Ali Cherri participates in the collective exhibition La vie des tables at the Centre d’art contemporain d’Ivry – le Crédac, coproduced by Festival d’Automne à Paris, cur. Claire Le Restif.
“Whether in the kitchen, workshop or office, tables embody the place where intuitions take shape and are sometimes the only place where artists can work. La vie des tables pays tribute to this relationship with the “work table” – a place of refuge, play-area and obligatory passing-place.”
Centre d’art contemporain d’Ivry – le Crédac, Ivry-sur-Seine, France
Image: Ali Cherri, La Mort dans l’âme, 2020, Photo: Marc Domage / le Crédac
Ali Cherri is taking part in the exhibition The Park: Becoming a Body of Water, one of the exhibitions of “Traits d’union.s”, the central program of Manifesta 13 Marseille.
This exhibition will look at the links between nature and culture, between human beings and other living creatures, based on the history of the two museums. The artists involved in this project are Minia Biabiany, Center for Creative Ecologies (collective composed by Isabelle Carbonell, Hannah Meszaros Martin, T. J. Demos), Ali Cherri, Peter Fend, Mathieu Kleyebe Abonnenc, Amy Lien & Enzo Camacho, Reena Spaulings.

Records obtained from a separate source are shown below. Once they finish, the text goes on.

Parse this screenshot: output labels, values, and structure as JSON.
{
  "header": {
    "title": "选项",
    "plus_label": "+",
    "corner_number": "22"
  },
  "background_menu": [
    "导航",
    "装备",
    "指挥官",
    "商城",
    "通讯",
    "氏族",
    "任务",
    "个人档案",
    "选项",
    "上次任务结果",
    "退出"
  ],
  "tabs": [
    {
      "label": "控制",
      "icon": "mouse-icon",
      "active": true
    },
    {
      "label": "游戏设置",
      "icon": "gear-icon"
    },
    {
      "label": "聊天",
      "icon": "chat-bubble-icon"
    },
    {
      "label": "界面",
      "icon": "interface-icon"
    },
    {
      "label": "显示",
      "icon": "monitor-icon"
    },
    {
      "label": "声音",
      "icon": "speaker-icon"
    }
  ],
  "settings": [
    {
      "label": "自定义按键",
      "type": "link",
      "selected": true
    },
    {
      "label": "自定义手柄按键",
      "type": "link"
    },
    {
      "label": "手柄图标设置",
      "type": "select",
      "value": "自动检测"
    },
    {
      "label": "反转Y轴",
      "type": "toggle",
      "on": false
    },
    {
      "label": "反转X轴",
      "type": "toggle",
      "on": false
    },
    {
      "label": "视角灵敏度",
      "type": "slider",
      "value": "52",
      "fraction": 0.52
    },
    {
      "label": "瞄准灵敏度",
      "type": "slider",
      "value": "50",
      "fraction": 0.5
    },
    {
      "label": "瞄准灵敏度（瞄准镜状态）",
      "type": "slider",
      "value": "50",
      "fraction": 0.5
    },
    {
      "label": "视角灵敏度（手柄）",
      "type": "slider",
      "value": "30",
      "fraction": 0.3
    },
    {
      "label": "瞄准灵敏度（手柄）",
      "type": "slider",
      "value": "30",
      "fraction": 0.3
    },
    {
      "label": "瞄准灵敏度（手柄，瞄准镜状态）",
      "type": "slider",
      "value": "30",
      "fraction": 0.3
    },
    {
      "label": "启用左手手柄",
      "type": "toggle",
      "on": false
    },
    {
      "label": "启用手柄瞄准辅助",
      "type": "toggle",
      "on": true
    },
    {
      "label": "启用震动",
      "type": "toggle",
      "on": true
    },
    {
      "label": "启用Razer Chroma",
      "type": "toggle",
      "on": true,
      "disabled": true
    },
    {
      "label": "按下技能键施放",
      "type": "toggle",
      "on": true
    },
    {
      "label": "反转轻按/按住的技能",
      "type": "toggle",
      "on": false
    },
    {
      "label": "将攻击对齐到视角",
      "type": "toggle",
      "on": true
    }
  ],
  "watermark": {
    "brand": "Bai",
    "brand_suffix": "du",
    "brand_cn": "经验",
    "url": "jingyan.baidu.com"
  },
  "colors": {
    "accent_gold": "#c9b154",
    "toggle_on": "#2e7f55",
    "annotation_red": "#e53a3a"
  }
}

Musée des Beaux-Arts and Museum of Natural History, Marseille, France
Image: Ali Cherri, The Gatekeepers, 2020. © Jean Christophe Lett / Manifesta
“An evening that takes us from Beirut, Lebanon’s Beqaa Valley, Gaza and Jerusalem to Spitsbergen, Iceland, Brittany and the Mojave Desert. Featuring films by artists who look at landscapes from the perspective of recollection and exile, such as Basma Alsharif’s experimental film Ouroboros (2017) and Mira Adoumier’s visual essay Errans (2019)”
The evening is curated by Nat Muller, guest curator of the exhibition “Trembling Landscapes: Between Reality & Fiction”. With an introduction by Lara Khaldi. Followed by a Q&A with Basma Alsharif.
Image: Basma Alsharif, Ouroboros, 2017. Installation view.
Mohssin Harraki is taking part in the collective exhibition Infinie Liberté, a contemporary art exhibition and the heart of the Resurgence project set up by the Causses and Dordogne Valley community of municipalities.
The 2020 edition is entitled Infinie Liberté. It will honour the avant-garde figure of Nancy Cunard and her struggles. The selection of around forty works focuses on committed artists, dealing with human rights and social inequalities. Infinie Liberté is made up of works on loan from the Frac Nouvelle-Aquitaine MÉCA, which this year is signing a partnership as part of its Vivantes! exhibition sequence, a programme devoted to the place of women in art and its history.
Mohssin Harraki, Le Chant de l’Ombre (1), je suis mon propre invité, 2018, from a series of eight inkjet prints on photo paper. Collection Frac Nouvelle-Aquitaine MÉCA
Villa Médicis — Villa Kujoyama — Casa de Velázquez
Image: Sammy Baloji, Tales of the Copper Cross Garden, Episode 1, Photo © Louise Quignon – Hans Lucas pour le festival ! Viva Villa!